▶ INPUT:
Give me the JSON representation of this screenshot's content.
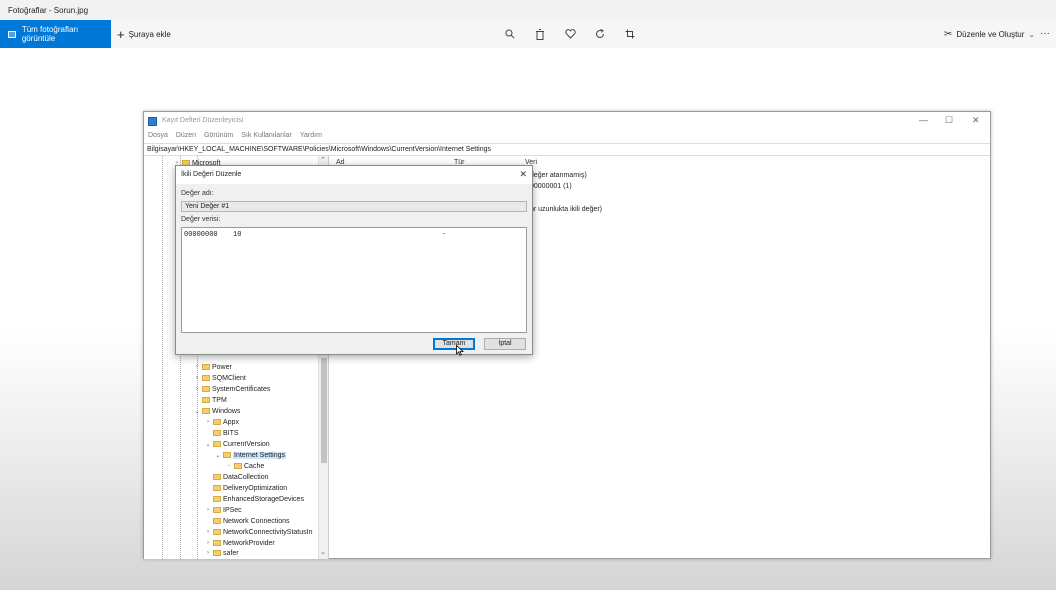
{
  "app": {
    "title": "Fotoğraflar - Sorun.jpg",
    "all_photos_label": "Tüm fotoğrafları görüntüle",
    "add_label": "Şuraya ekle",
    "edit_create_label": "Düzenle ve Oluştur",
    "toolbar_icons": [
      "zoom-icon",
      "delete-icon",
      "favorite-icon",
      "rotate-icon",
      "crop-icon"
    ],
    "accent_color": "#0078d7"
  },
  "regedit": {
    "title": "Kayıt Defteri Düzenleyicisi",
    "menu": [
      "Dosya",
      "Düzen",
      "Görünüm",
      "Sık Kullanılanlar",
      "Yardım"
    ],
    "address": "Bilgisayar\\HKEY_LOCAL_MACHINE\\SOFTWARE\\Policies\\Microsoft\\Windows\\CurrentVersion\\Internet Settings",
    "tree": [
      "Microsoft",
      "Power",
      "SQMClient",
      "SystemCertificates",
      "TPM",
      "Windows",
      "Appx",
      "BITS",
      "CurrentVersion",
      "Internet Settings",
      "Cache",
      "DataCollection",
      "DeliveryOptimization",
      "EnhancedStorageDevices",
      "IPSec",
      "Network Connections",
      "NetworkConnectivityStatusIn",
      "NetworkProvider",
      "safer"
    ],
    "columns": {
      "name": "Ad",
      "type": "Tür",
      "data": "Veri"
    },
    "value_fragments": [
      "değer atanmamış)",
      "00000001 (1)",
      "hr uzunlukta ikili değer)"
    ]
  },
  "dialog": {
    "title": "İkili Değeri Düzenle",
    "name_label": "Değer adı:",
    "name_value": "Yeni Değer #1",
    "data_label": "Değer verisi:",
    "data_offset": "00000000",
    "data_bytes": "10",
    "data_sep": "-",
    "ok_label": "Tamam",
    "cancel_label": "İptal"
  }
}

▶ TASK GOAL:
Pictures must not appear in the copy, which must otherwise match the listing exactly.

▶ EXERCISE OUTPUT:
Give me the JSON representation of this screenshot's content.
{
  "app": {
    "title": "Fotoğraflar - Sorun.jpg",
    "all_photos_label": "Tüm fotoğrafları görüntüle",
    "add_label": "Şuraya ekle",
    "edit_create_label": "Düzenle ve Oluştur",
    "toolbar_icons": [
      "zoom-icon",
      "delete-icon",
      "favorite-icon",
      "rotate-icon",
      "crop-icon"
    ],
    "accent_color": "#0078d7"
  },
  "regedit": {
    "title": "Kayıt Defteri Düzenleyicisi",
    "menu": [
      "Dosya",
      "Düzen",
      "Görünüm",
      "Sık Kullanılanlar",
      "Yardım"
    ],
    "address": "Bilgisayar\\HKEY_LOCAL_MACHINE\\SOFTWARE\\Policies\\Microsoft\\Windows\\CurrentVersion\\Internet Settings",
    "tree": [
      "Microsoft",
      "Power",
      "SQMClient",
      "SystemCertificates",
      "TPM",
      "Windows",
      "Appx",
      "BITS",
      "CurrentVersion",
      "Internet Settings",
      "Cache",
      "DataCollection",
      "DeliveryOptimization",
      "EnhancedStorageDevices",
      "IPSec",
      "Network Connections",
      "NetworkConnectivityStatusIn",
      "NetworkProvider",
      "safer"
    ],
    "columns": {
      "name": "Ad",
      "type": "Tür",
      "data": "Veri"
    },
    "value_fragments": [
      "değer atanmamış)",
      "00000001 (1)",
      "hr uzunlukta ikili değer)"
    ]
  },
  "dialog": {
    "title": "İkili Değeri Düzenle",
    "name_label": "Değer adı:",
    "name_value": "Yeni Değer #1",
    "data_label": "Değer verisi:",
    "data_offset": "00000000",
    "data_bytes": "10",
    "data_sep": "-",
    "ok_label": "Tamam",
    "cancel_label": "İptal"
  }
}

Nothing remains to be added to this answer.